The 193-member U.N. General Assembly elected Spain with 132 votes in the third round of voting against 60 votes for Turkey. 

Turkey got 72 votes in the second round against 121 for Spain. The board membership requires a minimum of 129 votes. 

Venezuela won 181 votes in its favor, Malaysia won 187 votes, Angola won 190 votes and New Zealand won 145 votes.  
Special attention had been on Turkey as it is under growing pressure to do more about the war in Syria pushing up against its border. Turkey lobbied heavily for a council seat, with its foreign minister hosting a party at the iconic Waldorf Astoria hotel the night before the vote.
The Turkish mission to the U.N. was not available for immediate comment.
The five winners will join the Security Council on Jan. 1 and serve through 2016 as non-veto-wielding members. The five will replace Argentina, Australia, Luxembourg, South Korea and Rwanda.
Venezuela’s socialist government was unopposed for the single seat allocated to Latin America and the Caribbean. Angola was the only candidate for an African seat, and Malaysia had no opposition for an Asian seat.
With Venezuela’s victory, Russia and China will likely gain an ally on some key international issues that have put them at odds with the three Western permanent members - the U.S., Britain and France. Venezuelan President Nicolas Maduro has close ties with Syria’s President Bashar Assad and Iran and has strongly supported Russia in the Ukraine crisis.
In Caracas, a jubilant Maduro appeared on television shortly after the General Assembly vote and led his cabinet in an extended round of applause. He said the win showed the support the "entire world" has for the late President Hugo Chavez’s vision.
Venezuela’s foreign minister, Rafael Ramirez, said the win came despite a "malign campaign against our country."
The victory comes on the heels of a report from another U.N. body condemning Venezuela for taking political prisoners during a crackdown on anti-government street protests this spring.
The United States, which publicly opposed Venezuela’s last attempt to join the council in 2006, did not do so this time and would not discuss how it voted Thursday.
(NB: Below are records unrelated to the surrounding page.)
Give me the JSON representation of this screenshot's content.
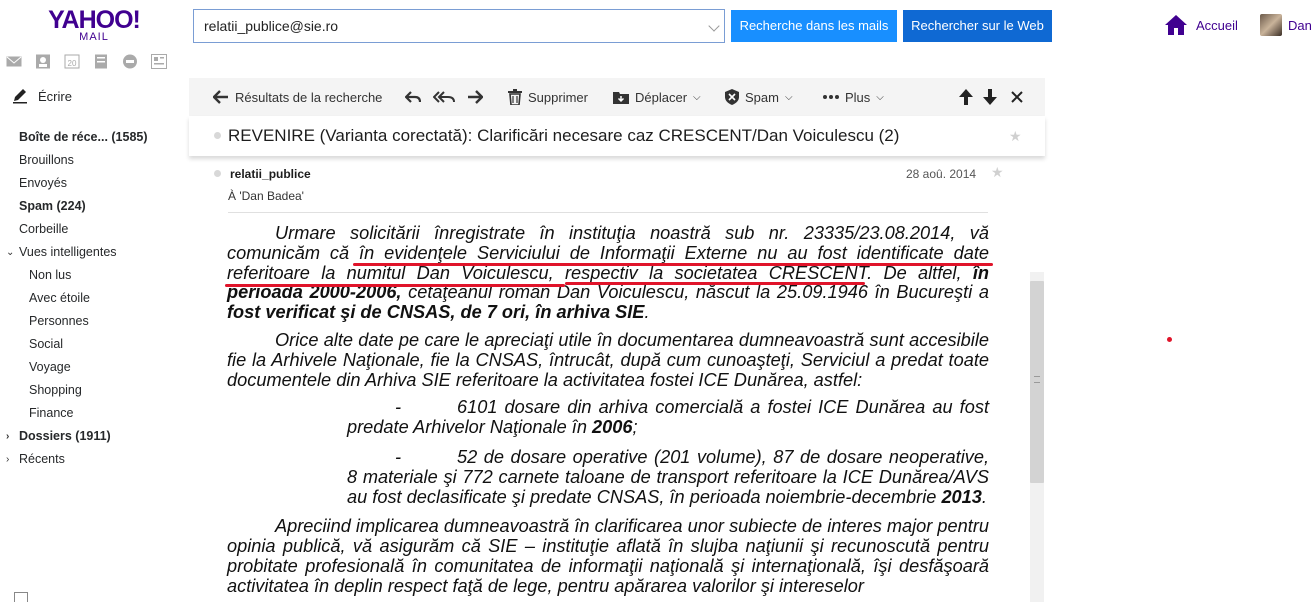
{
  "header": {
    "logo_main": "YAHOO!",
    "logo_sub": "MAIL",
    "search_value": "relatii_publice@sie.ro",
    "btn_search_mail": "Recherche dans les mails",
    "btn_search_web": "Rechercher sur le Web",
    "home_label": "Accueil",
    "user_name": "Dan"
  },
  "nav": {
    "compose": "Écrire",
    "items": [
      {
        "label": "Boîte de réce... (1585)",
        "bold": true
      },
      {
        "label": "Brouillons"
      },
      {
        "label": "Envoyés"
      },
      {
        "label": "Spam (224)",
        "bold": true
      },
      {
        "label": "Corbeille"
      },
      {
        "label": "Vues intelligentes"
      },
      {
        "label": "Non lus"
      },
      {
        "label": "Avec étoile"
      },
      {
        "label": "Personnes"
      },
      {
        "label": "Social"
      },
      {
        "label": "Voyage"
      },
      {
        "label": "Shopping"
      },
      {
        "label": "Finance"
      },
      {
        "label": "Dossiers (1911)",
        "bold": true
      },
      {
        "label": "Récents"
      }
    ]
  },
  "toolbar": {
    "back": "Résultats de la recherche",
    "delete": "Supprimer",
    "move": "Déplacer",
    "spam": "Spam",
    "more": "Plus"
  },
  "message": {
    "subject": "REVENIRE (Varianta corectată): Clarificări necesare caz CRESCENT/Dan Voiculescu (2)",
    "sender": "relatii_publice",
    "date": "28 aoû. 2014",
    "to": "À  'Dan Badea'",
    "p1a": "Urmare solicitării înregistrate în instituţia noastră sub nr. 23335/23.08.2014, vă comunicăm că în evidenţele Serviciului de Informaţii Externe nu au fost identificate date referitoare la numitul Dan Voiculescu, respectiv la societatea CRESCENT. De altfel, ",
    "p1b": "în perioada 2000-2006,",
    "p1c": " cetăţeanul român Dan Voiculescu, născut la 25.09.1946 în Bucureşti a ",
    "p1d": "fost verificat şi de CNSAS, de 7 ori, în arhiva SIE",
    "p1e": ".",
    "p2": "Orice alte date pe care le apreciaţi utile în documentarea dumneavoastră sunt accesibile fie la Arhivele Naţionale, fie la CNSAS, întrucât, după cum cunoaşteţi, Serviciul a predat toate documentele din Arhiva SIE referitoare la activitatea fostei ICE Dunărea, astfel:",
    "li1a": "6101 dosare din arhiva comercială a fostei ICE Dunărea au fost predate Arhivelor Naţionale în ",
    "li1b": "2006",
    "li1c": ";",
    "li2a": "52 de dosare operative (201 volume), 87 de dosare neoperative, 8 materiale şi 772 carnete taloane de transport referitoare la ICE Dunărea/AVS au fost declasificate şi predate CNSAS, în perioada noiembrie-decembrie ",
    "li2b": "2013",
    "li2c": ".",
    "p3": "Apreciind implicarea dumneavoastră în clarificarea unor subiecte de interes major pentru opinia publică, vă asigurăm că  SIE – instituţie aflată în slujba naţiunii şi recunoscută pentru probitate profesională în comunitatea de informaţii naţională şi internaţională,  îşi desfăşoară activitatea în deplin respect faţă de lege, pentru apărarea valorilor şi intereselor"
  },
  "colors": {
    "yahoo_purple": "#400090",
    "btn_mail": "#188fff",
    "btn_web": "#0f69d3",
    "underline_red": "#e0142a"
  }
}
Ten countries abstained in that vote.
"Unfortunately, Venezuela’s conduct at the U.N. has run counter to the spirit of the U.N. Charter, and its violations of human rights at home are at odds with the Charter’s letter," U.S. Ambassador Samantha Power said in a statement shortly after the vote. "The United States will continue to call upon the government of Venezuela to respect the fundamental freedoms and universal human rights of its people."
Venezuela’s two-year term will give the country a high-profile arena for fiery rhetoric - much of it likely from Chavez’s daughter, Maria Gabriela Chavez, who was recently named deputy ambassador to the U.N.
Rights observers expressed concern at some of the newly elected council members.
"The Security Council’s new membership could prove more problematic on human rights issues, with several generally rights-friendly countries leaving and others coming on board with poor voting records," Philippe Bolopion, the U.N. director of Human Rights Watch, said in a statement. "This is particularly true of Venezuela, which has consistently challenged protection efforts at the (U.N.) Human Rights Council, but also of Angola and Malaysia, which need to demonstrate a more human rights-oriented approach in New York than they did in Geneva."
The countries’ foreign ministers have been in town lobbying hard for support, with splashy banquets and other events. The ballots are secret, and to win, each country had to obtain support of two-thirds of all General Assembly members present, or a minimum of 129 votes if all 193 members participate.
New Zealand’s foreign minister, Murray McCully, said his country was "obviously touched" to receive such strong support, with 145 votes.